  • The fitting plot which shows the mean number of offspring per individual-day as a function of the contaminant concentration (orange plain line) as well as the 95% credible band around this mean (light gray zone delimited by orange dotted lines). Black dots correspond to observed data while black vertical segments stand for the between-replicate variability (95% Poisson confidence intervals).

  • Model parameter estimates: we report the median (as the estimated value) and the 2.5% and 97.5% quantiles of the posterior (as a measure of uncertainty, a.k.a. 95% credible intervals).
            50%      2.5%     97.5%
b     3.366e+00 2.606e+00 4.321e+00
d     2.071e+01 1.837e+01 2.325e+01
e     1.131e+02 9.570e+01 1.329e+02
omega 1.256e+00 7.173e-01 2.421e+00

Take care about the value of parameter \(e\) corresponding to the \(EC_{50}\) estimate. If bounds are higher than the highest tested concentration, the value has to be considered with cautious.

  • \(EC_x\) estimates: we report the median (as the estimated value) and the 2.5% and 97.5% quantiles (as a measure of uncertainty, a.k.a. 95% credible intervals) of several \(EC_x\) estimates, \(x = 1,...,80\).
     median  Q2.5 Q97.5
EC1    28.8  17.4  44.0
EC5    47.1  32.5  65.0
EC10   58.8  42.9  77.6
EC15   67.4  51.0  86.7
EC20   74.8  58.0  94.2
EC25   81.5  64.5 101.0
EC30   87.8  70.6 108.0
EC40  100.0  82.9 120.0
EC50  113.0  95.7 133.0
EC60  128.0 110.0 148.0
EC70  146.0 128.0 167.0
EC80  171.0 151.0 196.0

As already stated before, the \(EC_{50}\) estimate equals parameter \(e\) estimate.

  • The posterior predictive check (PPC): we plot the observed data against the corresponding predicted value from the fitted model as a 95% credible interval. If the fit is correct, we expect to see 95% of the observed values fall inside the credible intervals.

Each black dot corresponds to one observation from the data set. The corresponding observed value can be read on the \(x\)-axis, while the \(y\)-axis reports the value predicted by the fitted model, as well as its 95% credible interval. The interval is colored in green if it contains the observed value, in red otherwise.

  • R script: a gateway to perform further calculations directly within the R software [5].
drepro <- reproData(cadmium2)
plot(drepro, style = "ggplot")
plotDoseResponse(drepro, addlegend = FALSE, style = "generic")
fit <- reproFitTT(drepro, ecx = c(1,5,10,15,20,25,30,40,50,60,70,80), quiet = TRUE)
plot(fit, adddata = TRUE, style = "generic")
summary(fit, quiet = TRUE)$Qpost
signif(fit$estim.ECx, digits = 3)
ppc(fit, style = "generic")


[1] Baudrot V, Charles S, Delignette-Muller ML, Duchemin W, Kon-Kam-King G, Lopes C, Ruiz P and Veber P (2018). morse: Modelling Tools for Reproduction and Survival Data in Ecotoxicology.
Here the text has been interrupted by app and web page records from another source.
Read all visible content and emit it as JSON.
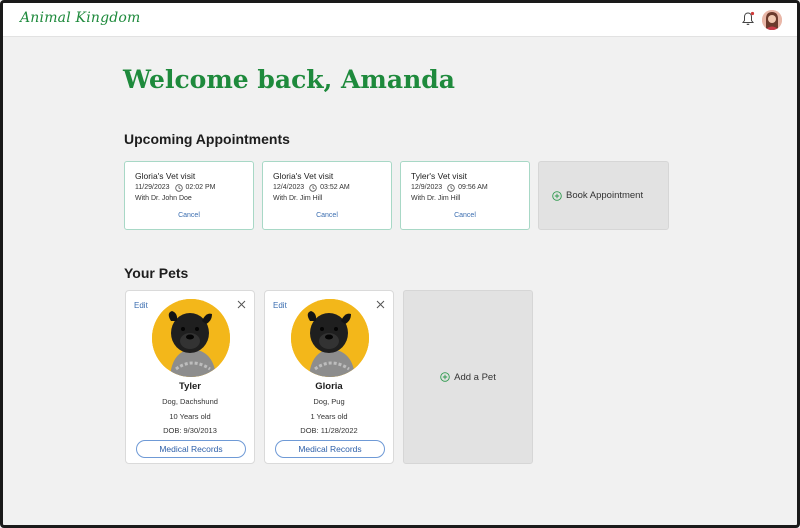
{
  "app": {
    "brand": "Animal Kingdom"
  },
  "header": {
    "welcome": "Welcome back, Amanda"
  },
  "sections": {
    "appointments": "Upcoming Appointments",
    "pets": "Your Pets"
  },
  "appointments": [
    {
      "title": "Gloria's Vet visit",
      "date": "11/29/2023",
      "time": "02:02 PM",
      "with": "With Dr. John Doe",
      "cancel": "Cancel"
    },
    {
      "title": "Gloria's Vet visit",
      "date": "12/4/2023",
      "time": "03:52 AM",
      "with": "With Dr. Jim Hill",
      "cancel": "Cancel"
    },
    {
      "title": "Tyler's Vet visit",
      "date": "12/9/2023",
      "time": "09:56 AM",
      "with": "With Dr. Jim Hill",
      "cancel": "Cancel"
    }
  ],
  "book": {
    "label": "Book Appointment"
  },
  "pets": [
    {
      "edit": "Edit",
      "name": "Tyler",
      "breed": "Dog, Dachshund",
      "age": "10 Years old",
      "dob": "DOB: 9/30/2013",
      "records": "Medical Records"
    },
    {
      "edit": "Edit",
      "name": "Gloria",
      "breed": "Dog, Pug",
      "age": "1 Years old",
      "dob": "DOB: 11/28/2022",
      "records": "Medical Records"
    }
  ],
  "add_pet": {
    "label": "Add a Pet"
  },
  "icons": {
    "bell": "bell-icon",
    "avatar": "user-avatar",
    "clock": "clock-icon",
    "close": "close-icon",
    "plus": "plus-circle-icon"
  },
  "colors": {
    "brand": "#1e8a3c",
    "link": "#3a6db0",
    "card_border": "#a8d8c6",
    "pet_bg": "#f3b71a"
  }
}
R package version 3.1.0.

[2] Delignette-Muller ML, Lopes C, Veber P, Charles S (2014). Statistical handling of reproduction data for exposure-response modeling. Environ. Sci. Technol. 48:7544–51.
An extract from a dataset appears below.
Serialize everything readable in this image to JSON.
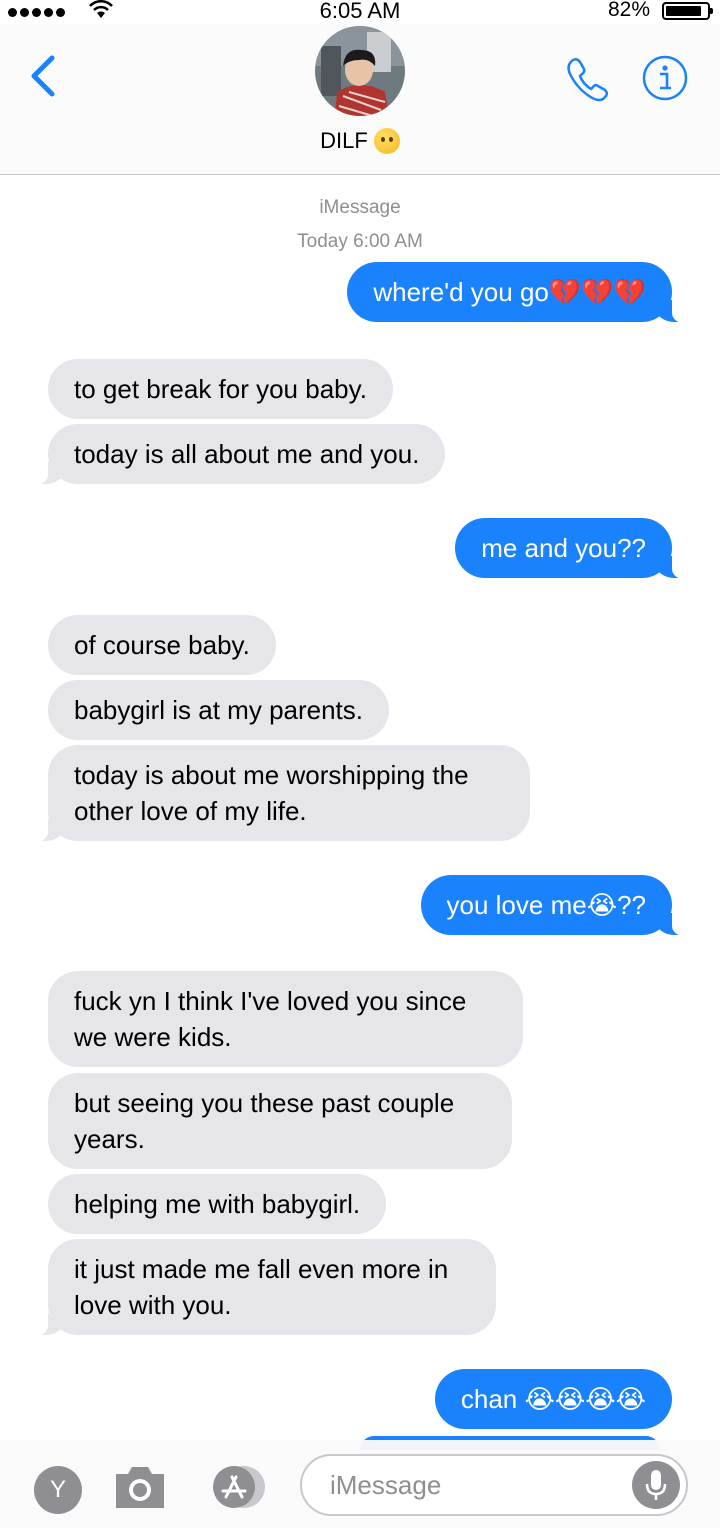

[3] Ducrot V, Askem C, Azam D, Brettschneider D, Brown R, Charles S, Coke M, Collinet M, Delignette-Muller ML, Forfait-Dubuc C, et al. 2014. Development and validation of an OECD reproductive toxicity test guideline with the pond snail Lymnaea stagnalis (Mollusca, Gastropoda). Regul. Toxicol. Pharmacol. 70:605–614.

[4] Charles S, Ducrot V, Azam D, Benstead R, Brettschneider D, De Schamphelaere K, Filipe Goncalves S, Green JW, Holbech H, Hutchinson TH, et al. 2016. Optimizing the design of a reproduction toxicity test with the pond snail Lymnaea stagnalis. Regul. Toxicol. Pharmacol. 81:47–56.

[5] R Core Team (2018). R: A language and environment for statistical computing. R Foundation for Statistical Computing, Vienna, Austria.